▶ [Exercise instructions]: Determine the count of lines in the data below that include the word "title", and give nothing besides it.

Start of Task inputs

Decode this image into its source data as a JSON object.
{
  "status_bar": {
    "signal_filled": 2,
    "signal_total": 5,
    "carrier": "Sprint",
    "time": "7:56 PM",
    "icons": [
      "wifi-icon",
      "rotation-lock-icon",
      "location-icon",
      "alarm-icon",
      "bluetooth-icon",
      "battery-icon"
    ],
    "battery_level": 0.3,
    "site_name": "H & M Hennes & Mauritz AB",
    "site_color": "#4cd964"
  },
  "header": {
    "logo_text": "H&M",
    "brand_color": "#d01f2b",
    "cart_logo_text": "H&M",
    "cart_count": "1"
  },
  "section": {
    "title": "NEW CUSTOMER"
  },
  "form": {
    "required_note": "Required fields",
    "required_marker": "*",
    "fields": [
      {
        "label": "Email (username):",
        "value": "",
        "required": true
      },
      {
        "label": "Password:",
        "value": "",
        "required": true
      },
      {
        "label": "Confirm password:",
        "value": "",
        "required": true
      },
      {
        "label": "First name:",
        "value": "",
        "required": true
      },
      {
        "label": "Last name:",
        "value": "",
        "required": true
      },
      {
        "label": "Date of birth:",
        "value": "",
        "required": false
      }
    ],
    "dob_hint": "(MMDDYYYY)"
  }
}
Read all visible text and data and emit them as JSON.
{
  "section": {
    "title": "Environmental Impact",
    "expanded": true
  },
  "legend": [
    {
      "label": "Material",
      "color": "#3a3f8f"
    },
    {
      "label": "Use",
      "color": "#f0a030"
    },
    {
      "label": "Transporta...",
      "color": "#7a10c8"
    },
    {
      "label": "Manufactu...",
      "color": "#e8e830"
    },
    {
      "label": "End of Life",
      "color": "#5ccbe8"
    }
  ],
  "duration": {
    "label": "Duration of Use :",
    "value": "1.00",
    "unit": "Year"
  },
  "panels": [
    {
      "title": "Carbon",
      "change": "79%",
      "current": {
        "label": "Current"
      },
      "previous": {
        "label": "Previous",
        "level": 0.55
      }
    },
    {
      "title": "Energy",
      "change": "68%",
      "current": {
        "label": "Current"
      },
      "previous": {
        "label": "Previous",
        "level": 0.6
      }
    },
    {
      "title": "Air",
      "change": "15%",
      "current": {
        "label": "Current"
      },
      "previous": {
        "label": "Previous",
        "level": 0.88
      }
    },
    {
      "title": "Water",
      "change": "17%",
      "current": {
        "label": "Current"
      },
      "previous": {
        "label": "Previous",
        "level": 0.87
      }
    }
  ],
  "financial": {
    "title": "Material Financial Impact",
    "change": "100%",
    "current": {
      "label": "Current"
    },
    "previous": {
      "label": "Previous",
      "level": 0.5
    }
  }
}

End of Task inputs

▶ [Solution for this task]: 7